The purpose of this study was to examine how institutions of higher education were responding to unprecedented state involvement in campus safety planning and policymaking in the aftermath of the Virginia Tech tragedy. Focused on Ohio, a state in which a state-level task force was convened and charged to promulgate campus safety recommendations for campuses, the study surveyed chief campus safety officers at Ohio's public and private institutions. An instrument was designed to capture respondents' "awareness" of Ohio's campus safety initiatives, respondents' "perceptions" of the Ohio Task Force's recommendations, and the level of institutional "implementation" as it related to the Task Force's recommended campus safety activities or policies. To determine whether awareness, perceptions, or implementation of state-level campus safety initiatives were dependent on institutional factors, such variables were considered across several institutional factors including size, location, type, control, student residency, and organizational structure. Univariate analysis determined that respondents from demographically diverse institutions portrayed similar levels of implementation, awareness, and perceptions of state campus safety initiatives. A correlational analysis revealed statistically significant positive correlation between perceptions of campus safety recommendations and awareness of state campus safety initiatives. Descriptive statistical analysis revealed that perceptions of state involvement in campus safety policymaking and planning were viewed positively, as Ohio's initiatives were frequently viewed as comprehensive, helpful, and appropriate. State campus safety initiatives had moderate to strong influence on institutional campus safety policy implementation in many instances. Such a positive response is likely attributable to the approaches of the change-agent (i.e. Ohio's Task Force/Ohio Board of Regents) including broad dissemination of campus safety recommendations, opportunity for institutional input and empowerment, and the absence of formal mandates. Overall, a shifting emphasis from reactive and insular approaches to campus safety in favor of proactive and collaborative approaches was revealed in the post-Virginia Tech environment. Implications highlighted the necessity for continuity of state-level involvement in the realm of campus safety planning and policymaking, state-campus relationship building, meticulous campus safety planning, extensive training and consultation, and heightened willingness toward interdisciplinary collaboration. [The dissertation citations contained here are published with the permission of ProQuest LLC. Further reproduction is prohibited without permission. Copies of dissertations may be obtained by Telephone (800) 1-800-521-0600. Web page:]

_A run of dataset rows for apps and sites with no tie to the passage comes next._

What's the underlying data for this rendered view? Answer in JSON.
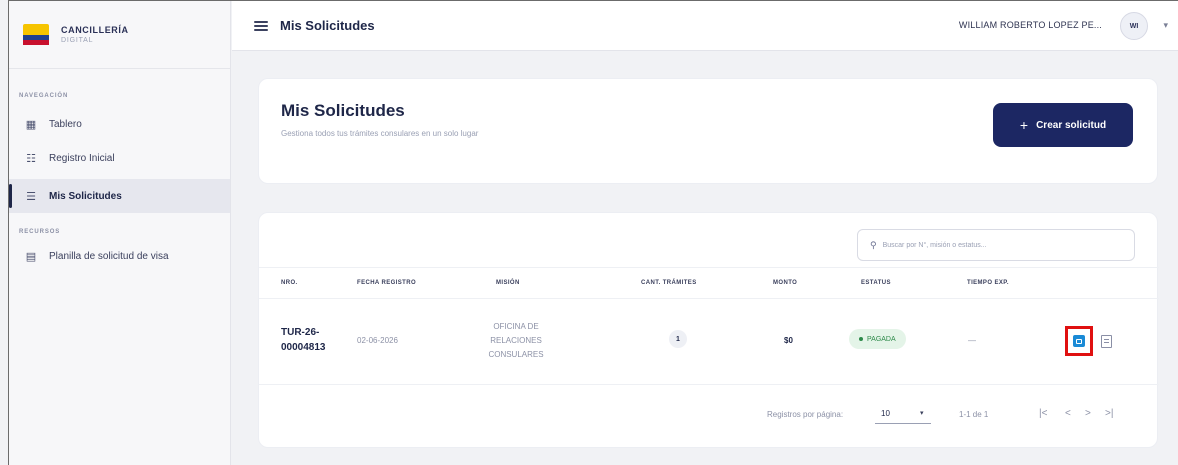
{
  "brand": {
    "title": "CANCILLERÍA",
    "subtitle": "DIGITAL"
  },
  "sidebar": {
    "sections": [
      {
        "label": "NAVEGACIÓN"
      },
      {
        "label": "RECURSOS"
      }
    ],
    "items": [
      {
        "label": "Tablero",
        "icon": "dashboard-icon"
      },
      {
        "label": "Registro Inicial",
        "icon": "registro-icon"
      },
      {
        "label": "Mis Solicitudes",
        "icon": "list-icon",
        "active": true
      },
      {
        "label": "Planilla de solicitud de visa",
        "icon": "document-icon"
      }
    ]
  },
  "topbar": {
    "title": "Mis Solicitudes",
    "user_name": "WILLIAM ROBERTO LOPEZ PE...",
    "avatar_initials": "WI",
    "caret": "▾"
  },
  "header_card": {
    "title": "Mis Solicitudes",
    "subtitle": "Gestiona todos tus trámites consulares en un solo lugar",
    "create_button": "Crear solicitud",
    "create_icon": "+"
  },
  "table": {
    "search_placeholder": "Buscar por N°, misión o estatus...",
    "columns": [
      "NRO.",
      "FECHA REGISTRO",
      "MISIÓN",
      "CANT. TRÁMITES",
      "MONTO",
      "ESTATUS",
      "TIEMPO EXP."
    ],
    "rows": [
      {
        "nro_line1": "TUR-26-",
        "nro_line2": "00004813",
        "fecha": "02-06-2026",
        "mision_line1": "OFICINA DE",
        "mision_line2": "RELACIONES",
        "mision_line3": "CONSULARES",
        "cant": "1",
        "monto": "$0",
        "estatus": "PAGADA",
        "tiempo": "—"
      }
    ],
    "pager": {
      "label": "Registros por página:",
      "size": "10",
      "size_caret": "▾",
      "range": "1-1 de 1",
      "first": "|<",
      "prev": "<",
      "next": ">",
      "last": ">|"
    }
  },
  "colors": {
    "primary": "#1c2763",
    "status_paid_bg": "#e4f4e8",
    "status_paid_fg": "#2e8a4a",
    "view_button": "#1a8ad6",
    "highlight": "#e01010"
  }
}
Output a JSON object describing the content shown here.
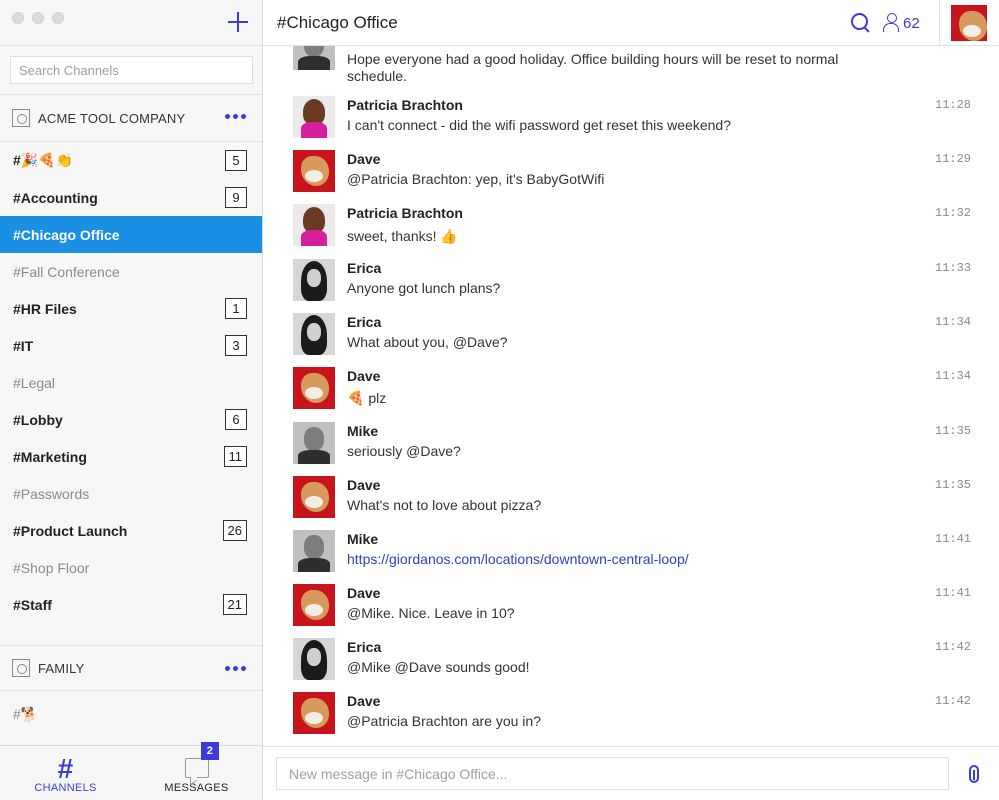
{
  "sidebar": {
    "search_placeholder": "Search Channels",
    "team": {
      "name": "ACME TOOL COMPANY"
    },
    "channels": [
      {
        "label": "#🎉🍕👏",
        "badge": "5",
        "state": "unread"
      },
      {
        "label": "#Accounting",
        "badge": "9",
        "state": "unread"
      },
      {
        "label": "#Chicago Office",
        "badge": "",
        "state": "active"
      },
      {
        "label": "#Fall Conference",
        "badge": "",
        "state": "read"
      },
      {
        "label": "#HR Files",
        "badge": "1",
        "state": "unread"
      },
      {
        "label": "#IT",
        "badge": "3",
        "state": "unread"
      },
      {
        "label": "#Legal",
        "badge": "",
        "state": "read"
      },
      {
        "label": "#Lobby",
        "badge": "6",
        "state": "unread"
      },
      {
        "label": "#Marketing",
        "badge": "11",
        "state": "unread"
      },
      {
        "label": "#Passwords",
        "badge": "",
        "state": "read"
      },
      {
        "label": "#Product Launch",
        "badge": "26",
        "state": "unread"
      },
      {
        "label": "#Shop Floor",
        "badge": "",
        "state": "read"
      },
      {
        "label": "#Staff",
        "badge": "21",
        "state": "unread"
      }
    ],
    "family": {
      "name": "FAMILY",
      "channel": "#🐕"
    },
    "nav": {
      "channels_label": "CHANNELS",
      "messages_label": "MESSAGES",
      "messages_badge": "2"
    }
  },
  "header": {
    "title": "#Chicago Office",
    "member_count": "62"
  },
  "messages": [
    {
      "name": "",
      "text": "Hope everyone had a good holiday. Office building hours will be reset to normal schedule.",
      "time": "",
      "avatar": "mike"
    },
    {
      "name": "Patricia Brachton",
      "text": "I can't connect - did the wifi password get reset this weekend?",
      "time": "11:28",
      "avatar": "patricia"
    },
    {
      "name": "Dave",
      "text": "@Patricia Brachton: yep, it's BabyGotWifi",
      "time": "11:29",
      "avatar": "dave"
    },
    {
      "name": "Patricia Brachton",
      "text": "sweet, thanks! 👍",
      "time": "11:32",
      "avatar": "patricia"
    },
    {
      "name": "Erica",
      "text": "Anyone got lunch plans?",
      "time": "11:33",
      "avatar": "erica"
    },
    {
      "name": "Erica",
      "text": "What about you, @Dave?",
      "time": "11:34",
      "avatar": "erica"
    },
    {
      "name": "Dave",
      "text": "🍕 plz",
      "time": "11:34",
      "avatar": "dave"
    },
    {
      "name": "Mike",
      "text": "seriously @Dave?",
      "time": "11:35",
      "avatar": "mike"
    },
    {
      "name": "Dave",
      "text": "What's not to love about pizza?",
      "time": "11:35",
      "avatar": "dave"
    },
    {
      "name": "Mike",
      "text": "https://giordanos.com/locations/downtown-central-loop/",
      "time": "11:41",
      "avatar": "mike",
      "is_link": true
    },
    {
      "name": "Dave",
      "text": "@Mike. Nice. Leave in 10?",
      "time": "11:41",
      "avatar": "dave"
    },
    {
      "name": "Erica",
      "text": "@Mike @Dave sounds good!",
      "time": "11:42",
      "avatar": "erica"
    },
    {
      "name": "Dave",
      "text": "@Patricia Brachton are you in?",
      "time": "11:42",
      "avatar": "dave"
    }
  ],
  "composer": {
    "placeholder": "New message in #Chicago Office..."
  },
  "colors": {
    "accent": "#3d3ad8",
    "active_channel": "#1a8fe3"
  }
}
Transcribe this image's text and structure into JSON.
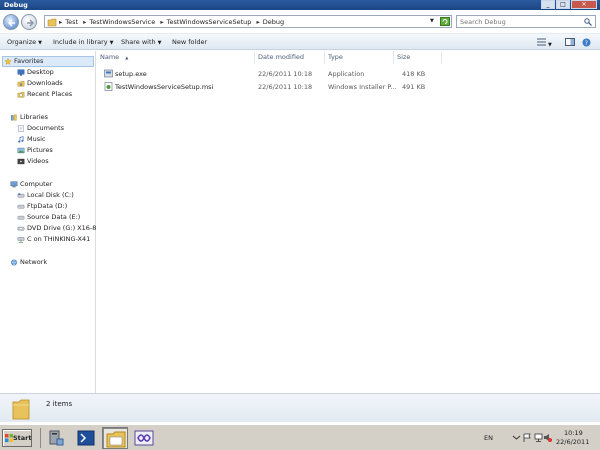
{
  "window": {
    "title": "Debug",
    "controls": [
      "_",
      "□",
      "✕"
    ]
  },
  "address": {
    "crumbs": [
      "Test",
      "TestWindowsService",
      "TestWindowsServiceSetup",
      "Debug"
    ],
    "search_placeholder": "Search Debug"
  },
  "toolbar": {
    "organize": "Organize",
    "include": "Include in library",
    "share": "Share with",
    "newfolder": "New folder"
  },
  "nav": {
    "favorites": {
      "label": "Favorites",
      "items": [
        "Desktop",
        "Downloads",
        "Recent Places"
      ]
    },
    "libraries": {
      "label": "Libraries",
      "items": [
        "Documents",
        "Music",
        "Pictures",
        "Videos"
      ]
    },
    "computer": {
      "label": "Computer",
      "items": [
        "Local Disk (C:)",
        "FtpData (D:)",
        "Source Data (E:)",
        "DVD Drive (G:) X16-8",
        "C on THINKING-X41"
      ]
    },
    "network": {
      "label": "Network"
    }
  },
  "columns": {
    "name": "Name",
    "date": "Date modified",
    "type": "Type",
    "size": "Size"
  },
  "files": [
    {
      "name": "setup.exe",
      "date": "22/6/2011 10:18",
      "type": "Application",
      "size": "418 KB",
      "icon": "installer-icon"
    },
    {
      "name": "TestWindowsServiceSetup.msi",
      "date": "22/6/2011 10:18",
      "type": "Windows Installer P...",
      "size": "491 KB",
      "icon": "msi-icon"
    }
  ],
  "details": {
    "count": "2 items"
  },
  "taskbar": {
    "start": "Start",
    "lang": "EN",
    "time": "10:19",
    "date": "22/6/2011"
  },
  "colors": {
    "titlebar": "#1c4684",
    "selection": "#dbe9f8",
    "taskbar": "#d4d0c8"
  }
}
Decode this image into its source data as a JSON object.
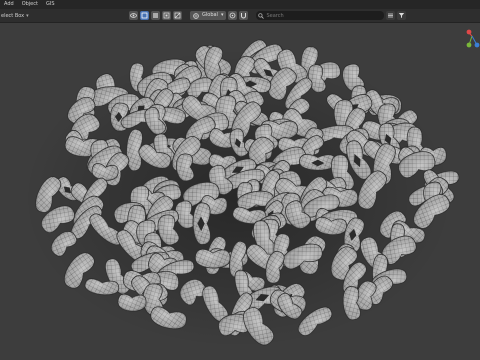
{
  "menubar": {
    "items": [
      "Add",
      "Object",
      "GIS"
    ]
  },
  "toolbar": {
    "select_mode": "elect Box",
    "pivot": "Global",
    "search_placeholder": "Search"
  },
  "icons": {
    "search": "search-icon",
    "filter": "filter-icon",
    "snap": "magnet-icon"
  },
  "colors": {
    "background": "#3d3d3d",
    "menubar": "#262626",
    "accent": "#4772b3",
    "axis_x": "#e04848",
    "axis_y": "#7ab83a",
    "axis_z": "#3b7fd6"
  }
}
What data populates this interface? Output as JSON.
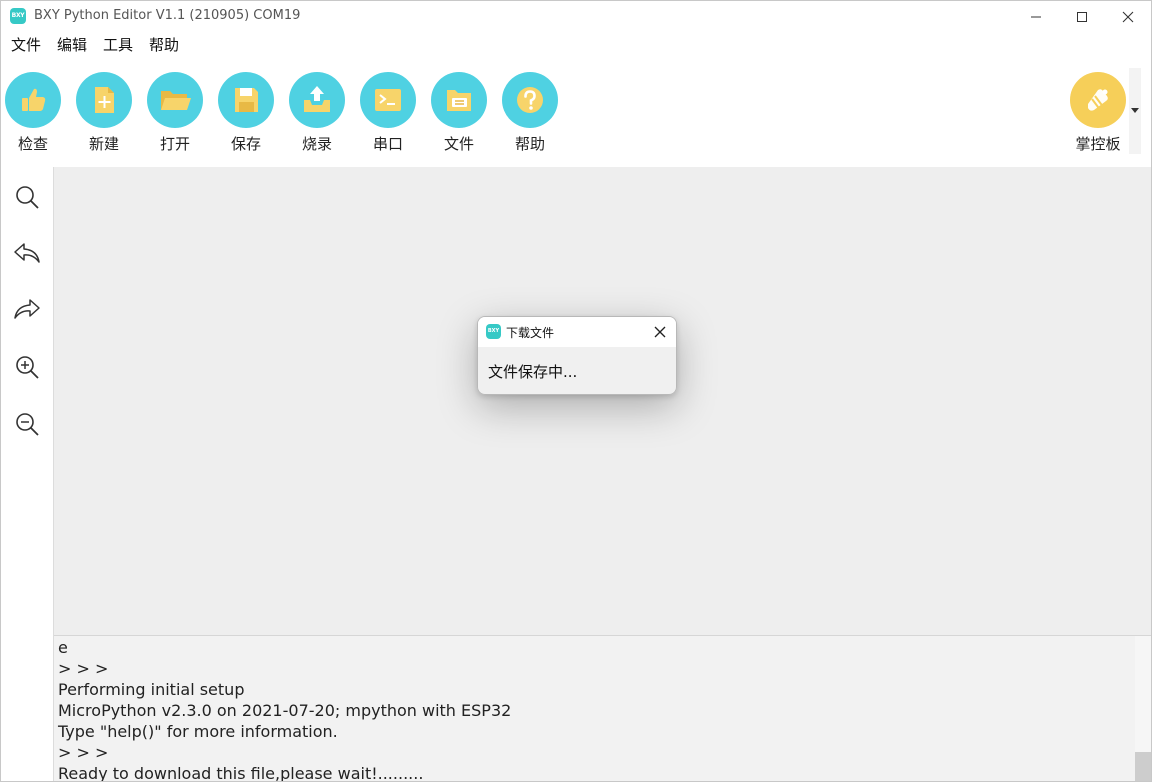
{
  "window": {
    "logo_text": "BXY",
    "title": "BXY Python Editor V1.1 (210905) COM19"
  },
  "menu": [
    "文件",
    "编辑",
    "工具",
    "帮助"
  ],
  "toolbar": {
    "items": [
      {
        "label": "检查",
        "icon": "thumbs-up-icon"
      },
      {
        "label": "新建",
        "icon": "new-file-icon"
      },
      {
        "label": "打开",
        "icon": "open-folder-icon"
      },
      {
        "label": "保存",
        "icon": "save-disk-icon"
      },
      {
        "label": "烧录",
        "icon": "upload-tray-icon"
      },
      {
        "label": "串口",
        "icon": "terminal-icon"
      },
      {
        "label": "文件",
        "icon": "file-folder-icon"
      },
      {
        "label": "帮助",
        "icon": "help-icon"
      }
    ],
    "board_label": "掌控板"
  },
  "sidebar": [
    "search-icon",
    "undo-icon",
    "redo-icon",
    "zoom-in-icon",
    "zoom-out-icon"
  ],
  "console": {
    "lines": [
      "e",
      "> > >",
      "Performing initial setup",
      "MicroPython v2.3.0 on 2021-07-20; mpython with ESP32",
      "Type \"help()\" for more information.",
      "> > >",
      "Ready to download this file,please wait!........."
    ]
  },
  "dialog": {
    "logo_text": "BXY",
    "title": "下载文件",
    "message": "文件保存中..."
  },
  "colors": {
    "tool_icon": "#4fd1e2",
    "board_icon": "#f6cf59",
    "editor_bg": "#eeeeee",
    "logo": "#36c9c6"
  }
}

ProQuest LLC. 789 East Eisenhower Parkway, P.O. Box 1346, Ann Arbor, MI 48106. Tel: 800-521-0600; Web site:
Publication Type: Dissertations/Theses - Doctoral Dissertations
Education Level: Higher Education; Postsecondary Education
Audience: N/A
Language: English
Sponsor: N/A
Authoring Institution: N/A
Identifiers - Location: Ohio